The COVID-19 crisis has exposed strengths and weaknesses in the American healthcare system. The extraordinary devotion of healthcare workers and the quick adaptations facilities made to add beds in lobbies and tents were exceptional responses. Yet workers were often at risk because of shortages of personal protective equipment, and poor communication confused the public and delayed mass adoption of simple preventative measures like wearing masks. How the pandemic will permanently change healthcare remains to be seen, but several outcomes seem likely.

Telehealth Becomes the Norm

Practitioners supported by large healthcare organizations with the means in place to rely on remote visits adapted well to social distancing and patient resistance to in-person visits. Patients like the convenience and privacy of talking to their doctors face-to-face through a laptop or tablet. Unfortunately, underserved and low-income populations—those most at risk from COVID-19—have less access to the technology necessary to participate in telehealth services. Healthcare organizations must find innovative ways to provide remote routine healthcare to these vulnerable groups.

Providers with less access to big organizational support must carefully select a telehealth platform that preserves patient privacy but enables excellent, secure access to critical data and patient medical history in order to provide quality care.

Medical Device Design Adapts

With the surge in remote care, medical device design will respond to this new user experience. At-home testing will expand, adding to the array of home tests and screenings already available. Patients can test their own glucose and cholesterol levels and screen for certain cancers. Soon they may be able to use microfluidic devices at home to perform blood tests formerly possible only with a blood draw at the doctor’s office and an analysis by a fully equipped lab. Remote monitoring of patients with chronic conditions, like cardiovascular diseases, diabetes, and COPD, will likely expand.

Financial Stress for Hospitals

Facilities that relied on elective surgeries for revenue have seen income plunge while expenses increase. Adding staff and equipment to combat COVID-19 while elective procedures that generate just enough cash to get by have dried up may result in closings or consolidations, reducing the number of facilities available to provide care to vulnerable patients.
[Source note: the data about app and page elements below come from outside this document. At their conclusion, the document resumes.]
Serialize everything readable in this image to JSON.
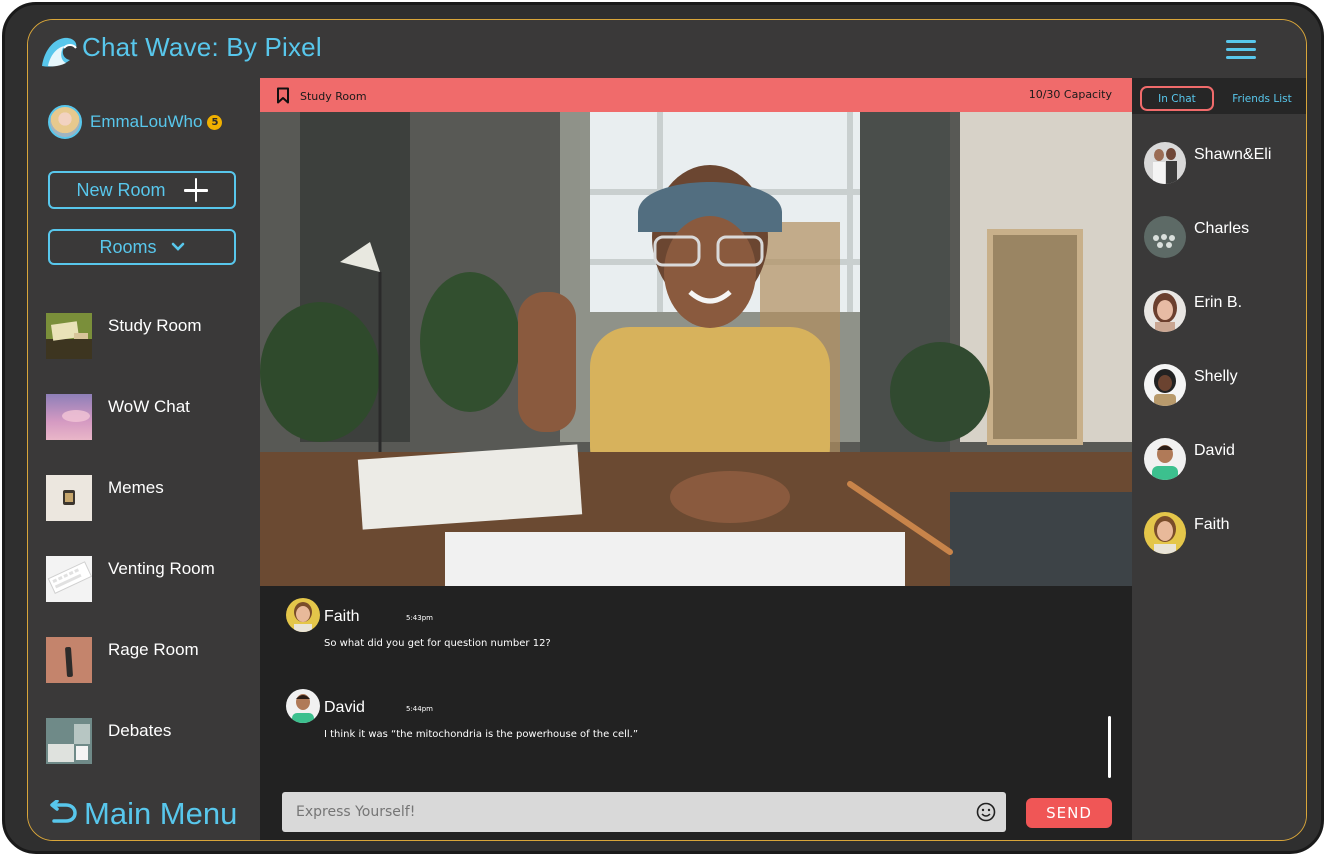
{
  "app": {
    "title": "Chat Wave: By Pixel",
    "logo_icon": "wave-icon",
    "accent_color": "#58c7ec",
    "alert_color": "#f06b6b"
  },
  "user": {
    "name": "EmmaLouWho",
    "badge_count": "5"
  },
  "sidebar": {
    "new_room_label": "New Room",
    "rooms_label": "Rooms",
    "rooms": [
      {
        "label": "Study Room"
      },
      {
        "label": "WoW Chat"
      },
      {
        "label": "Memes"
      },
      {
        "label": "Venting Room"
      },
      {
        "label": "Rage Room"
      },
      {
        "label": "Debates"
      }
    ],
    "main_menu_label": "Main Menu"
  },
  "room": {
    "name": "Study Room",
    "capacity": "10/30 Capacity"
  },
  "messages": [
    {
      "author": "Faith",
      "time": "5:43pm",
      "text": "So what did you get for question number 12?"
    },
    {
      "author": "David",
      "time": "5:44pm",
      "text": "I think it was “the mitochondria is the powerhouse of the cell.”"
    }
  ],
  "composer": {
    "placeholder": "Express Yourself!",
    "send_label": "SEND"
  },
  "right_panel": {
    "tabs": [
      {
        "label": "In Chat"
      },
      {
        "label": "Friends List"
      }
    ],
    "members": [
      {
        "name": "Shawn&Eli"
      },
      {
        "name": "Charles"
      },
      {
        "name": "Erin B."
      },
      {
        "name": "Shelly"
      },
      {
        "name": "David"
      },
      {
        "name": "Faith"
      }
    ]
  }
}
Small, free-standing surgical centers offering procedures outside of full-blown hospital settings may pick up patients and expand their services.

Pharmaceuticals and Biotech Startups Compete

The intense competition to win the race to a safe and effective vaccine and treatments has big pharma investing heavily in research and clinical testing. Smaller start-ups, once flush, may run out of funding trying to participate. Winners will still have to negotiate the complex web of international barriers to distribution—supply chain problems, taxes, tariffs, and other forms of protectionism may affect the delivery of vital vaccines and drugs to various populations globally. Pricing and affordability of critical pharmaceutical products will be an issue.

How healthcare will change in response to the pandemic is a constantly unfolding process. Patient care takes priority over profit at times like these. Poorly financed healthcare organizations with little leeway to adapt may fail or be absorbed.